● Work to be completed
The records below must be retyped exactly.

··· Given information

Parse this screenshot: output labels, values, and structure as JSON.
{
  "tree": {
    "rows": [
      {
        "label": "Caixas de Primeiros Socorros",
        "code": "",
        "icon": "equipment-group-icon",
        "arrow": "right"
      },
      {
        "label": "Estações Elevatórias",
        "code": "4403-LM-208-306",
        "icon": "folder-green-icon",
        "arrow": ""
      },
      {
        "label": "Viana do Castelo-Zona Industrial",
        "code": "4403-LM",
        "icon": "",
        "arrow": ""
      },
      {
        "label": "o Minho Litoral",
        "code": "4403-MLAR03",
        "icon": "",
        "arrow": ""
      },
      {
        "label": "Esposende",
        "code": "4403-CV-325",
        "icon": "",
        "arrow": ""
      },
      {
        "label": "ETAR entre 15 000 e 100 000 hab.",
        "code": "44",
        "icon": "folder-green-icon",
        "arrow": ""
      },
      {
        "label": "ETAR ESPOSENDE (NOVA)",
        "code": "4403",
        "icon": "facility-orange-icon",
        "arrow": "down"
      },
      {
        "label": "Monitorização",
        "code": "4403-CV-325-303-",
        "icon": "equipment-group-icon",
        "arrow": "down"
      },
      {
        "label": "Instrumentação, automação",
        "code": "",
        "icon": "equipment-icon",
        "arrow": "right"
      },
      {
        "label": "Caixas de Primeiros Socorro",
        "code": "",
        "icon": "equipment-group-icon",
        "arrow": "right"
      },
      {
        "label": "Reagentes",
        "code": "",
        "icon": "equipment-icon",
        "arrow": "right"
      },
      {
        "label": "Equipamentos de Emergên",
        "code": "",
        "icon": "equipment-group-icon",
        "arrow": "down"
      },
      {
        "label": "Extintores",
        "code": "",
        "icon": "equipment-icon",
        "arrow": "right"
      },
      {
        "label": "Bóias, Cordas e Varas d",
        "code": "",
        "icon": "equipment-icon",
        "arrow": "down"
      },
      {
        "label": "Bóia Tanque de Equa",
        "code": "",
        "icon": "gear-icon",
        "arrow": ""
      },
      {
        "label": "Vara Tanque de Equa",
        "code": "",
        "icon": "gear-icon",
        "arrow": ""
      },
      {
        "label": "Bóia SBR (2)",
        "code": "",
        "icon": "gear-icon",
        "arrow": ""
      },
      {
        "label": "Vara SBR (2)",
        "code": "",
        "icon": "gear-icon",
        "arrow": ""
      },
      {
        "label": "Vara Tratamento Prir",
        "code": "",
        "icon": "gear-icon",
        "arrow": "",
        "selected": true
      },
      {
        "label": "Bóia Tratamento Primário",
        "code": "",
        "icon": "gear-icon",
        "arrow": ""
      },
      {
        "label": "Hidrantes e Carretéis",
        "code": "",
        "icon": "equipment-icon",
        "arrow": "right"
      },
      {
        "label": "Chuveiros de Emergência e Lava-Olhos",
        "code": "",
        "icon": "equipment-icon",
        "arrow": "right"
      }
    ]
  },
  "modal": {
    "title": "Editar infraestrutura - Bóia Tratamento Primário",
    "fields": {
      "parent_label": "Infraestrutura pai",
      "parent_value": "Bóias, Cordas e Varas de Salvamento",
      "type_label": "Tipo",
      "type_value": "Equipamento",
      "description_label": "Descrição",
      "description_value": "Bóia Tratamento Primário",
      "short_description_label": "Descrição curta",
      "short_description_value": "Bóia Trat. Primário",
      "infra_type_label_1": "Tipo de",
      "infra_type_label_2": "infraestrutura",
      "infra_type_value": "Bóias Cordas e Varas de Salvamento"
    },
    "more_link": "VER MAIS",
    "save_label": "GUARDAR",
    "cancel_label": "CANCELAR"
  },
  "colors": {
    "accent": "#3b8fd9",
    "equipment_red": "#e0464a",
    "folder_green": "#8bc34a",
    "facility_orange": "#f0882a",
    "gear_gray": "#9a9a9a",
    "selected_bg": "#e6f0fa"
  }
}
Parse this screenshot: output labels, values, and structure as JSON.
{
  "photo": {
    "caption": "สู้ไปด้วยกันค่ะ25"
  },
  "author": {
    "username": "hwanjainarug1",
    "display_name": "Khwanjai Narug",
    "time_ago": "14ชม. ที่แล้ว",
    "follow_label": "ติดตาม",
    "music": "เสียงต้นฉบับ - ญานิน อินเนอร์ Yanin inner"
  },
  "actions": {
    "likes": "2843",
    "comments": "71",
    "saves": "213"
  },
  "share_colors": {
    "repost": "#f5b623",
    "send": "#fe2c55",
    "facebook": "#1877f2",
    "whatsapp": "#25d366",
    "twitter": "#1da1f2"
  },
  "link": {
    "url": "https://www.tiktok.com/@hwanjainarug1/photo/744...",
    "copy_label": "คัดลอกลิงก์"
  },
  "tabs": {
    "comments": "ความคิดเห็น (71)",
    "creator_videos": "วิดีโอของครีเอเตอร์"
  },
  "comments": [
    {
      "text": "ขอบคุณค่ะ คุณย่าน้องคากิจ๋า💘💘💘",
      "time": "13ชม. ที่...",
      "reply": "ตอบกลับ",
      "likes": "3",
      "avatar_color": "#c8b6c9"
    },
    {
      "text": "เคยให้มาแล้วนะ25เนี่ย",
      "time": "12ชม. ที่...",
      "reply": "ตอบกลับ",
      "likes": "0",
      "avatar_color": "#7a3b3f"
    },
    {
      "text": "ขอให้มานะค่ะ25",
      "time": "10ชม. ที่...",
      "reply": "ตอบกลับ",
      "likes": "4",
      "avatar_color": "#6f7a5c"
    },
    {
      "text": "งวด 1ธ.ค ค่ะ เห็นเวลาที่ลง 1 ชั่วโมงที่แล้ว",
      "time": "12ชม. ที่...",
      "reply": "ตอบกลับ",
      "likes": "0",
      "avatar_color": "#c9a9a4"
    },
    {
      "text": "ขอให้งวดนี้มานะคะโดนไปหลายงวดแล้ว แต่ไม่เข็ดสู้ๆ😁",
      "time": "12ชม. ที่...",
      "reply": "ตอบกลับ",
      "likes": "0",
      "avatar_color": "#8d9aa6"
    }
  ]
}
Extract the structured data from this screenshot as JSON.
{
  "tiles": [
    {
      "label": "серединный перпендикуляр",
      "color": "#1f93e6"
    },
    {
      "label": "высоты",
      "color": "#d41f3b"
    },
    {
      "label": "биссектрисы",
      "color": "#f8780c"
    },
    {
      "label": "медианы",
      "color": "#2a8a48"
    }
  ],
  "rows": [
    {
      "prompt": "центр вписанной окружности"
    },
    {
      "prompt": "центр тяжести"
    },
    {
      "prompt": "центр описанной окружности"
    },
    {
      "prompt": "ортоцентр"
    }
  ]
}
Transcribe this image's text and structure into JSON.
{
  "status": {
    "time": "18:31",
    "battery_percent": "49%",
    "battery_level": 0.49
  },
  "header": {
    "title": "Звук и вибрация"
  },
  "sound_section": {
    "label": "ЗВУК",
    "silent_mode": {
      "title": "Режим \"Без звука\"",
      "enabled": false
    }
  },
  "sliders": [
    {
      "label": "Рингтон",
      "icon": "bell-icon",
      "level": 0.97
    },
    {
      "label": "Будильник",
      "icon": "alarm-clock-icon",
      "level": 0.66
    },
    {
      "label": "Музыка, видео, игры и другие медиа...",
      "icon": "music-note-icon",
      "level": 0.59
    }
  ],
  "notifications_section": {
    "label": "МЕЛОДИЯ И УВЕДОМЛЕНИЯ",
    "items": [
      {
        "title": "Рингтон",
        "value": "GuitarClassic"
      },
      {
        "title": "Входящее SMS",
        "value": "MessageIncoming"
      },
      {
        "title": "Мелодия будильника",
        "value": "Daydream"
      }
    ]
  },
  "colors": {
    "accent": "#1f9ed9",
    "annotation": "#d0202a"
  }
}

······

● Result
Parse this screenshot: output labels, values, and structure as JSON.
{
  "tree": {
    "rows": [
      {
        "label": "Caixas de Primeiros Socorros",
        "code": "",
        "icon": "equipment-group-icon",
        "arrow": "right"
      },
      {
        "label": "Estações Elevatórias",
        "code": "4403-LM-208-306",
        "icon": "folder-green-icon",
        "arrow": ""
      },
      {
        "label": "Viana do Castelo-Zona Industrial",
        "code": "4403-LM",
        "icon": "",
        "arrow": ""
      },
      {
        "label": "o Minho Litoral",
        "code": "4403-MLAR03",
        "icon": "",
        "arrow": ""
      },
      {
        "label": "Esposende",
        "code": "4403-CV-325",
        "icon": "",
        "arrow": ""
      },
      {
        "label": "ETAR entre 15 000 e 100 000 hab.",
        "code": "44",
        "icon": "folder-green-icon",
        "arrow": ""
      },
      {
        "label": "ETAR ESPOSENDE (NOVA)",
        "code": "4403",
        "icon": "facility-orange-icon",
        "arrow": "down"
      },
      {
        "label": "Monitorização",
        "code": "4403-CV-325-303-",
        "icon": "equipment-group-icon",
        "arrow": "down"
      },
      {
        "label": "Instrumentação, automação",
        "code": "",
        "icon": "equipment-icon",
        "arrow": "right"
      },
      {
        "label": "Caixas de Primeiros Socorro",
        "code": "",
        "icon": "equipment-group-icon",
        "arrow": "right"
      },
      {
        "label": "Reagentes",
        "code": "",
        "icon": "equipment-icon",
        "arrow": "right"
      },
      {
        "label": "Equipamentos de Emergên",
        "code": "",
        "icon": "equipment-group-icon",
        "arrow": "down"
      },
      {
        "label": "Extintores",
        "code": "",
        "icon": "equipment-icon",
        "arrow": "right"
      },
      {
        "label": "Bóias, Cordas e Varas d",
        "code": "",
        "icon": "equipment-icon",
        "arrow": "down"
      },
      {
        "label": "Bóia Tanque de Equa",
        "code": "",
        "icon": "gear-icon",
        "arrow": ""
      },
      {
        "label": "Vara Tanque de Equa",
        "code": "",
        "icon": "gear-icon",
        "arrow": ""
      },
      {
        "label": "Bóia SBR (2)",
        "code": "",
        "icon": "gear-icon",
        "arrow": ""
      },
      {
        "label": "Vara SBR (2)",
        "code": "",
        "icon": "gear-icon",
        "arrow": ""
      },
      {
        "label": "Vara Tratamento Prir",
        "code": "",
        "icon": "gear-icon",
        "arrow": "",
        "selected": true
      },
      {
        "label": "Bóia Tratamento Primário",
        "code": "",
        "icon": "gear-icon",
        "arrow": ""
      },
      {
        "label": "Hidrantes e Carretéis",
        "code": "",
        "icon": "equipment-icon",
        "arrow": "right"
      },
      {
        "label": "Chuveiros de Emergência e Lava-Olhos",
        "code": "",
        "icon": "equipment-icon",
        "arrow": "right"
      }
    ]
  },
  "modal": {
    "title": "Editar infraestrutura - Bóia Tratamento Primário",
    "fields": {
      "parent_label": "Infraestrutura pai",
      "parent_value": "Bóias, Cordas e Varas de Salvamento",
      "type_label": "Tipo",
      "type_value": "Equipamento",
      "description_label": "Descrição",
      "description_value": "Bóia Tratamento Primário",
      "short_description_label": "Descrição curta",
      "short_description_value": "Bóia Trat. Primário",
      "infra_type_label_1": "Tipo de",
      "infra_type_label_2": "infraestrutura",
      "infra_type_value": "Bóias Cordas e Varas de Salvamento"
    },
    "more_link": "VER MAIS",
    "save_label": "GUARDAR",
    "cancel_label": "CANCELAR"
  },
  "colors": {
    "accent": "#3b8fd9",
    "equipment_red": "#e0464a",
    "folder_green": "#8bc34a",
    "facility_orange": "#f0882a",
    "gear_gray": "#9a9a9a",
    "selected_bg": "#e6f0fa"
  }
}
Parse this screenshot: output labels, values, and structure as JSON.
{
  "photo": {
    "caption": "สู้ไปด้วยกันค่ะ25"
  },
  "author": {
    "username": "hwanjainarug1",
    "display_name": "Khwanjai Narug",
    "time_ago": "14ชม. ที่แล้ว",
    "follow_label": "ติดตาม",
    "music": "เสียงต้นฉบับ - ญานิน อินเนอร์ Yanin inner"
  },
  "actions": {
    "likes": "2843",
    "comments": "71",
    "saves": "213"
  },
  "share_colors": {
    "repost": "#f5b623",
    "send": "#fe2c55",
    "facebook": "#1877f2",
    "whatsapp": "#25d366",
    "twitter": "#1da1f2"
  },
  "link": {
    "url": "https://www.tiktok.com/@hwanjainarug1/photo/744...",
    "copy_label": "คัดลอกลิงก์"
  },
  "tabs": {
    "comments": "ความคิดเห็น (71)",
    "creator_videos": "วิดีโอของครีเอเตอร์"
  },
  "comments": [
    {
      "text": "ขอบคุณค่ะ คุณย่าน้องคากิจ๋า💘💘💘",
      "time": "13ชม. ที่...",
      "reply": "ตอบกลับ",
      "likes": "3",
      "avatar_color": "#c8b6c9"
    },
    {
      "text": "เคยให้มาแล้วนะ25เนี่ย",
      "time": "12ชม. ที่...",
      "reply": "ตอบกลับ",
      "likes": "0",
      "avatar_color": "#7a3b3f"
    },
    {
      "text": "ขอให้มานะค่ะ25",
      "time": "10ชม. ที่...",
      "reply": "ตอบกลับ",
      "likes": "4",
      "avatar_color": "#6f7a5c"
    },
    {
      "text": "งวด 1ธ.ค ค่ะ เห็นเวลาที่ลง 1 ชั่วโมงที่แล้ว",
      "time": "12ชม. ที่...",
      "reply": "ตอบกลับ",
      "likes": "0",
      "avatar_color": "#c9a9a4"
    },
    {
      "text": "ขอให้งวดนี้มานะคะโดนไปหลายงวดแล้ว แต่ไม่เข็ดสู้ๆ😁",
      "time": "12ชม. ที่...",
      "reply": "ตอบกลับ",
      "likes": "0",
      "avatar_color": "#8d9aa6"
    }
  ]
}
Extract the structured data from this screenshot as JSON.
{
  "tiles": [
    {
      "label": "серединный перпендикуляр",
      "color": "#1f93e6"
    },
    {
      "label": "высоты",
      "color": "#d41f3b"
    },
    {
      "label": "биссектрисы",
      "color": "#f8780c"
    },
    {
      "label": "медианы",
      "color": "#2a8a48"
    }
  ],
  "rows": [
    {
      "prompt": "центр вписанной окружности"
    },
    {
      "prompt": "центр тяжести"
    },
    {
      "prompt": "центр описанной окружности"
    },
    {
      "prompt": "ортоцентр"
    }
  ]
}
Transcribe this image's text and structure into JSON.
{
  "status": {
    "time": "18:31",
    "battery_percent": "49%",
    "battery_level": 0.49
  },
  "header": {
    "title": "Звук и вибрация"
  },
  "sound_section": {
    "label": "ЗВУК",
    "silent_mode": {
      "title": "Режим \"Без звука\"",
      "enabled": false
    }
  },
  "sliders": [
    {
      "label": "Рингтон",
      "icon": "bell-icon",
      "level": 0.97
    },
    {
      "label": "Будильник",
      "icon": "alarm-clock-icon",
      "level": 0.66
    },
    {
      "label": "Музыка, видео, игры и другие медиа...",
      "icon": "music-note-icon",
      "level": 0.59
    }
  ],
  "notifications_section": {
    "label": "МЕЛОДИЯ И УВЕДОМЛЕНИЯ",
    "items": [
      {
        "title": "Рингтон",
        "value": "GuitarClassic"
      },
      {
        "title": "Входящее SMS",
        "value": "MessageIncoming"
      },
      {
        "title": "Мелодия будильника",
        "value": "Daydream"
      }
    ]
  },
  "colors": {
    "accent": "#1f9ed9",
    "annotation": "#d0202a"
  }
}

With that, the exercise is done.